§ EXERCISE REQUIREMENTS
Select the lines of the records containing the word "icon" and list them.

Collected data

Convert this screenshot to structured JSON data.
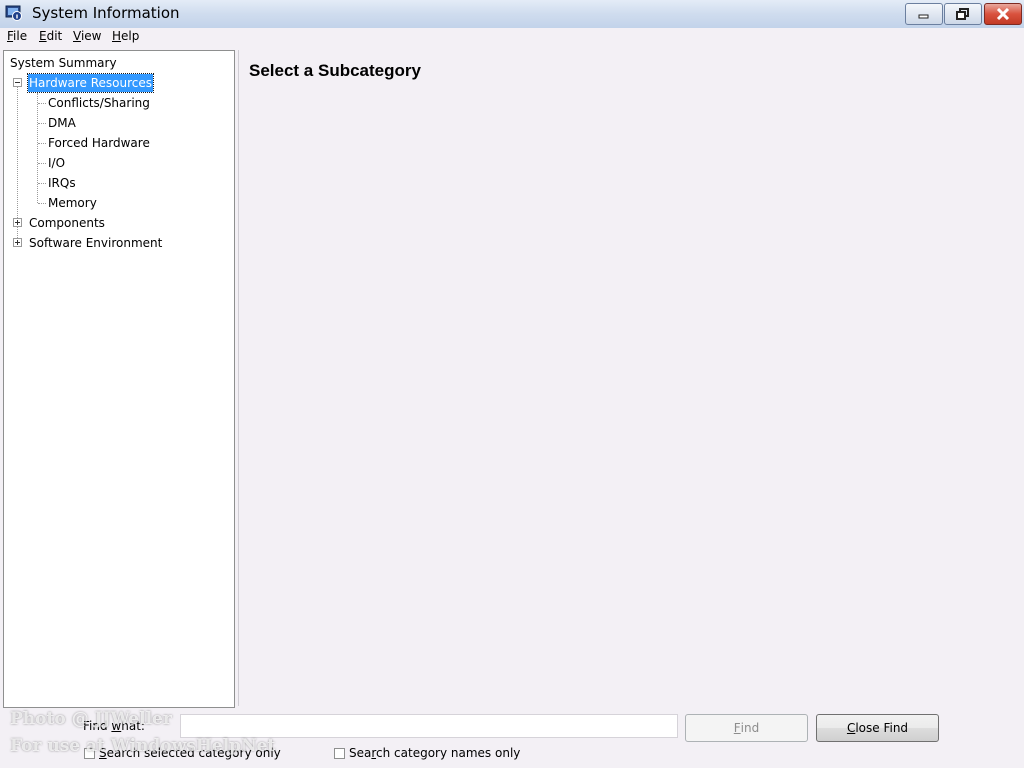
{
  "window": {
    "title": "System Information",
    "app_icon": "system-information-icon"
  },
  "title_buttons": {
    "minimize": "minimize-icon",
    "restore": "restore-icon",
    "close": "close-icon"
  },
  "menu": {
    "items": [
      {
        "label": "File",
        "accel": "F",
        "rest": "ile"
      },
      {
        "label": "Edit",
        "accel": "E",
        "rest": "dit"
      },
      {
        "label": "View",
        "accel": "V",
        "rest": "iew"
      },
      {
        "label": "Help",
        "accel": "H",
        "rest": "elp"
      }
    ]
  },
  "tree": {
    "system_summary": "System Summary",
    "hardware_resources": "Hardware Resources",
    "hardware_children": [
      "Conflicts/Sharing",
      "DMA",
      "Forced Hardware",
      "I/O",
      "IRQs",
      "Memory"
    ],
    "components": "Components",
    "software_environment": "Software Environment"
  },
  "main": {
    "title": "Select a Subcategory"
  },
  "find": {
    "label_pre": "Find ",
    "label_accel": "w",
    "label_post": "hat:",
    "input_value": "",
    "find_button_accel": "F",
    "find_button_rest": "ind",
    "close_button_accel": "C",
    "close_button_rest": "lose Find",
    "checkbox1_accel": "S",
    "checkbox1_rest": "earch selected category only",
    "checkbox2_pre": "Sea",
    "checkbox2_accel": "r",
    "checkbox2_post": "ch category names only"
  },
  "watermark": {
    "line1": "Photo @ JJWeller",
    "line2": "For use at WindowsHelpNet"
  },
  "colors": {
    "selection": "#3399ff",
    "close_button": "#c9432f"
  }
}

§ RESULT OF THE EXERCISE
    "app_icon": "system-information-icon"
    "minimize": "minimize-icon",
    "restore": "restore-icon",
    "close": "close-icon"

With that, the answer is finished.